Adulthood 101: Budget and manage money more wisely
DetailsHits: 631 Budgeting is an issue that college students deal with daily — facing the decision between saving their money and going out with their newfound friends. College is a learning experience, both academic and practical. Students learn time management and ways to make their dollars count.
“Generally speaking, those who view college as the first four years of true adulthood do much better than those who view college as an opportunity to extend their adolescence for four years prior to entering the ‘real world,’” said David Dumpe, Kent State professor of finance.
For freshman college students, the first year is usually their first time away from family. Because of that, students should be more aware of their funds and try to save while still enjoying the college experience.
“Give yourself a limit as to how much you can spend each month. Any leftover money can rollover to the next month,” Lianne Dunaway, Kent State senior, said. “Use your meal plan as much as you can. Spending money on fast food can really add up, so eat on campus as much as possible.”
It’s easy to get caught up in the college life and forget the amount of funds available. However, Dumpe said it is important for students to maintain their accounts and manage their money wisely.
“Live within a budget. Know how much you will have. Plan to not spend more than that. Small items add up. A $1.80 beverage every weekday amounts to $135.00 over the course of the semester,” Dumpe said.
Students almost always have something going on in their social lives, but it is heavily advised to use the meal plan as much as possible to save money. “I used my meal plan for everything; I bought myself dinner and groceries with it,” said Kaitlyn Hartburg, Kent State sophomore.
Hartburg said the main thing she learned during her freshman year was to save change.
“You’d be surprised how much money you end up with,” Hartburg said.
Leslie Schurman, Kent State junior, said, “Watch the shopping. That bookstore can be tempting, but also expensive.”
Dumpe advised students to track their expenses on top of establishing a budget.

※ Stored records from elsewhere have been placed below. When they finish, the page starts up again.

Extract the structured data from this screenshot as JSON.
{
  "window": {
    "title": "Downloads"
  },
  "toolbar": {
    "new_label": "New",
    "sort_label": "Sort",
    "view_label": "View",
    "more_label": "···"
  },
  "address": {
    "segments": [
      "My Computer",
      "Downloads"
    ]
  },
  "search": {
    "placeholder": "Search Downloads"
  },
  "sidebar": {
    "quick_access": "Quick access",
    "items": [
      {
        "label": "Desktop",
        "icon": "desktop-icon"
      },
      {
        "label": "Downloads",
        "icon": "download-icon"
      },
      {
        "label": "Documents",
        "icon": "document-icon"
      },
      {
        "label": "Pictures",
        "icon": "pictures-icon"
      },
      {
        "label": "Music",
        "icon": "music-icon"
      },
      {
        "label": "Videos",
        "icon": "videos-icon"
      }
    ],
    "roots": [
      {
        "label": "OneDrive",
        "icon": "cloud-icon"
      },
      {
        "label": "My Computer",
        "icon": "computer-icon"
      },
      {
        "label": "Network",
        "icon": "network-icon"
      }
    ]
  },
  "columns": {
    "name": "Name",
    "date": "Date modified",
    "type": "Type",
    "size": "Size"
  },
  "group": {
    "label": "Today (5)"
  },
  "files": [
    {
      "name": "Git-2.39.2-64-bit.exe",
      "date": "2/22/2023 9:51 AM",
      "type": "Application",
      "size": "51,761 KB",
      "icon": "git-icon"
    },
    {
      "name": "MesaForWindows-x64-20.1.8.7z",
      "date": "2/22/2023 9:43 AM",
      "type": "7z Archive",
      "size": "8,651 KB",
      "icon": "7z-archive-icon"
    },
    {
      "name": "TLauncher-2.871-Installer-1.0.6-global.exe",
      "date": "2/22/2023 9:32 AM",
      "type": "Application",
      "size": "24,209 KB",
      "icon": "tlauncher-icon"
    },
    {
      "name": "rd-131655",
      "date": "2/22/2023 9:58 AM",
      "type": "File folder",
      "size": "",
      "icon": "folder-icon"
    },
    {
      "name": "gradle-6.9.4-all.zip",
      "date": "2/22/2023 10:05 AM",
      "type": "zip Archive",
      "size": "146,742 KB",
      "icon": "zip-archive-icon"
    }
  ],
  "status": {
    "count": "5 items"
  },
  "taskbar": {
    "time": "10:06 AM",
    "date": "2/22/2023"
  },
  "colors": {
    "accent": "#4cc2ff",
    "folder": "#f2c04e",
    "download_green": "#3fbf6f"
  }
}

If you don’t know where your money is going, it’s hard to control expenditures.
In The Girl’s Guide to Absolutely Everything, Melissa Kirsch recommended selling some unnecessary possessions to make a couple extra dollars. “When I don’t want clothes anymore I sell them on eBay,” Dunaway said. “Some stores won’t buy back a lot of clothes; people on eBay will buy anything that’s in good condition. I’ve gotten over $100 for ten shirts before.”